4D task 2 fear 4D task 2 neutral 4D task 2 comfort

For task 2, I chose my crochet needle and yarn, which I take as one object and for me they come as a set. Crochet was a huge part of my life in 2015, when I had my A Level Art final work submission. It was my choice of medium for my final work, Metastasis. At first I was intimidated by the technique, especially because it was a new skill for me.The first photograph is in portrait, with me at the side as an attempt to make it look more disconcerting. The second picture is an objective shot showing the physical qualities of the needle and yarn. I took step back and took a neutral look at it, and tried to see how I can make use of crochet for both my art making and personal life. In the last photograph, I tried to show how I eventually grew to love crocheting, which is now a very comforting hobby for me. This is what I tried to show using these three photographs. 

Shooting was quite fun and although I was met with some unprecedented difficulties, I managed to make do with what I had. You can check out some behind the scenes here!

Final layout:

4D task 2 fear   4D task 2 neutral   4D task 2 comfort


4D task 3 AJCH 4D task 3 Dunman 4D task 3 Hall 2

Task 3 required us to photograph a place that is significant to us or fascinates us. I have a number of significant places back in my home country, Indonesia, but obviously I cannot take photographs of those places as I am in Singapore. Instinctively, I thought of the word “home” in terms of Singapore. I never had a permanent address, so to say, as I have been living in different hostels across Singapore, depending on the school that I am currently attending. I used to refuse to call these hostels “home”, but eventually I grew attached to Singapore, the places, and the people whom I am happy to call my family. These hostels, while temporary, are the place that I can call home.

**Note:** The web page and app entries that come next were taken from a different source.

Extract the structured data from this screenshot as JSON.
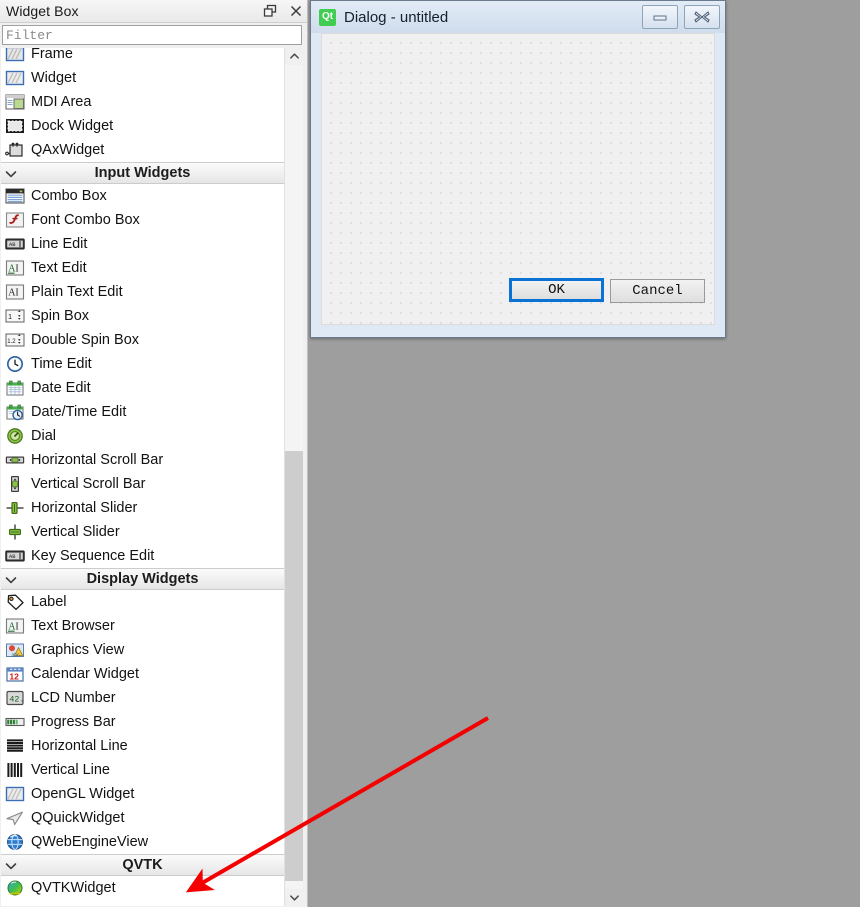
{
  "widget_box": {
    "title": "Widget Box",
    "titlebar_icons": [
      "float-icon",
      "close-icon"
    ],
    "filter": {
      "value": "",
      "placeholder": "Filter"
    },
    "scrollbar": {
      "up_icon": "chevron-up-icon",
      "down_icon": "chevron-down-icon"
    },
    "entries": [
      {
        "kind": "item",
        "label": "Frame",
        "icon": "frame-icon"
      },
      {
        "kind": "item",
        "label": "Widget",
        "icon": "widget-icon"
      },
      {
        "kind": "item",
        "label": "MDI Area",
        "icon": "mdi-area-icon"
      },
      {
        "kind": "item",
        "label": "Dock Widget",
        "icon": "dock-widget-icon"
      },
      {
        "kind": "item",
        "label": "QAxWidget",
        "icon": "qaxwidget-icon"
      },
      {
        "kind": "section",
        "label": "Input Widgets",
        "icon": "chevron-down-icon"
      },
      {
        "kind": "item",
        "label": "Combo Box",
        "icon": "combo-box-icon"
      },
      {
        "kind": "item",
        "label": "Font Combo Box",
        "icon": "font-combo-box-icon"
      },
      {
        "kind": "item",
        "label": "Line Edit",
        "icon": "line-edit-icon"
      },
      {
        "kind": "item",
        "label": "Text Edit",
        "icon": "text-edit-icon"
      },
      {
        "kind": "item",
        "label": "Plain Text Edit",
        "icon": "plain-text-edit-icon"
      },
      {
        "kind": "item",
        "label": "Spin Box",
        "icon": "spin-box-icon"
      },
      {
        "kind": "item",
        "label": "Double Spin Box",
        "icon": "double-spin-box-icon"
      },
      {
        "kind": "item",
        "label": "Time Edit",
        "icon": "time-edit-icon"
      },
      {
        "kind": "item",
        "label": "Date Edit",
        "icon": "date-edit-icon"
      },
      {
        "kind": "item",
        "label": "Date/Time Edit",
        "icon": "date-time-edit-icon"
      },
      {
        "kind": "item",
        "label": "Dial",
        "icon": "dial-icon"
      },
      {
        "kind": "item",
        "label": "Horizontal Scroll Bar",
        "icon": "horizontal-scroll-bar-icon"
      },
      {
        "kind": "item",
        "label": "Vertical Scroll Bar",
        "icon": "vertical-scroll-bar-icon"
      },
      {
        "kind": "item",
        "label": "Horizontal Slider",
        "icon": "horizontal-slider-icon"
      },
      {
        "kind": "item",
        "label": "Vertical Slider",
        "icon": "vertical-slider-icon"
      },
      {
        "kind": "item",
        "label": "Key Sequence Edit",
        "icon": "key-sequence-edit-icon"
      },
      {
        "kind": "section",
        "label": "Display Widgets",
        "icon": "chevron-down-icon"
      },
      {
        "kind": "item",
        "label": "Label",
        "icon": "label-icon"
      },
      {
        "kind": "item",
        "label": "Text Browser",
        "icon": "text-browser-icon"
      },
      {
        "kind": "item",
        "label": "Graphics View",
        "icon": "graphics-view-icon"
      },
      {
        "kind": "item",
        "label": "Calendar Widget",
        "icon": "calendar-widget-icon"
      },
      {
        "kind": "item",
        "label": "LCD Number",
        "icon": "lcd-number-icon"
      },
      {
        "kind": "item",
        "label": "Progress Bar",
        "icon": "progress-bar-icon"
      },
      {
        "kind": "item",
        "label": "Horizontal Line",
        "icon": "horizontal-line-icon"
      },
      {
        "kind": "item",
        "label": "Vertical Line",
        "icon": "vertical-line-icon"
      },
      {
        "kind": "item",
        "label": "OpenGL Widget",
        "icon": "opengl-widget-icon"
      },
      {
        "kind": "item",
        "label": "QQuickWidget",
        "icon": "qquickwidget-icon"
      },
      {
        "kind": "item",
        "label": "QWebEngineView",
        "icon": "qwebengineview-icon"
      },
      {
        "kind": "section",
        "label": "QVTK",
        "icon": "chevron-down-icon"
      },
      {
        "kind": "item",
        "label": "QVTKWidget",
        "icon": "qvtkwidget-icon"
      }
    ]
  },
  "dialog": {
    "title": "Dialog - untitled",
    "logo_text": "Qt",
    "minimize_icon": "minimize-icon",
    "close_icon": "close-icon",
    "buttons": [
      {
        "label": "OK",
        "name": "ok-button",
        "focused": true
      },
      {
        "label": "Cancel",
        "name": "cancel-button",
        "focused": false
      }
    ]
  },
  "annotation": {
    "arrow_color": "#f40000",
    "points_at": "QVTKWidget"
  },
  "colors": {
    "desktop": "#9e9e9e",
    "panel": "#f0f0f0",
    "list_bg": "#ffffff",
    "qt_green": "#41cd52",
    "focus_blue": "#0a72d4",
    "annotation_red": "#f40000"
  }
}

In all three photographs, the idea is to capture them as a light in the darkness, a lighthouse that guides ships safely to the harbour. I usually get back to my hostel at night, and these buildings are the first landmarks I see that tells me I am finally home, safe and sheltered, and makes me feel very grateful and welcomed. By manipulating the ISO and shutter speed settings, I was finally able to get these illuminating shots. Lighting-wise, I was inspired by Cindy Sherman’s use of dramatic and theatrical lighting in her untitled film stills.

Final layout: 

4D task 3 AJCH 4D task 3 Dunman 4D task 3 Hall 2



For the final presentation, I decided to place task 3, My World, in the middle as I feel that the place is the centre of the other two themes, which are about me and my hobby. I have spent nearly a quarter of my life in Singapore, and these years are quite the important time of my life. During my years in Singapore, I have grown out of my fake, pretend shell and fully embraced myself for who I am. I found out aspects of my personality that I have not known before, like how I am easily influenced by others and how I influence others. I am also more confident about my body and am no longer shy about my youth mark. Singapore is also where I found my love for crochet. In the middle of this all would be the hostels I have stayed in, as they are the “replacements” that I can go home to.

2016-08-29 05.40.50 1

Overall, it was a good challenge for me as I am not very familiar with photography, although I am very interested in filmmaking and such. I also enjoyed watching my friends’ presentations and getting to know them a little better through their photographs. There was a key takeaway from everyone’s presentation, and I feel that it is a good way for us to learn too. Bravo to everyone!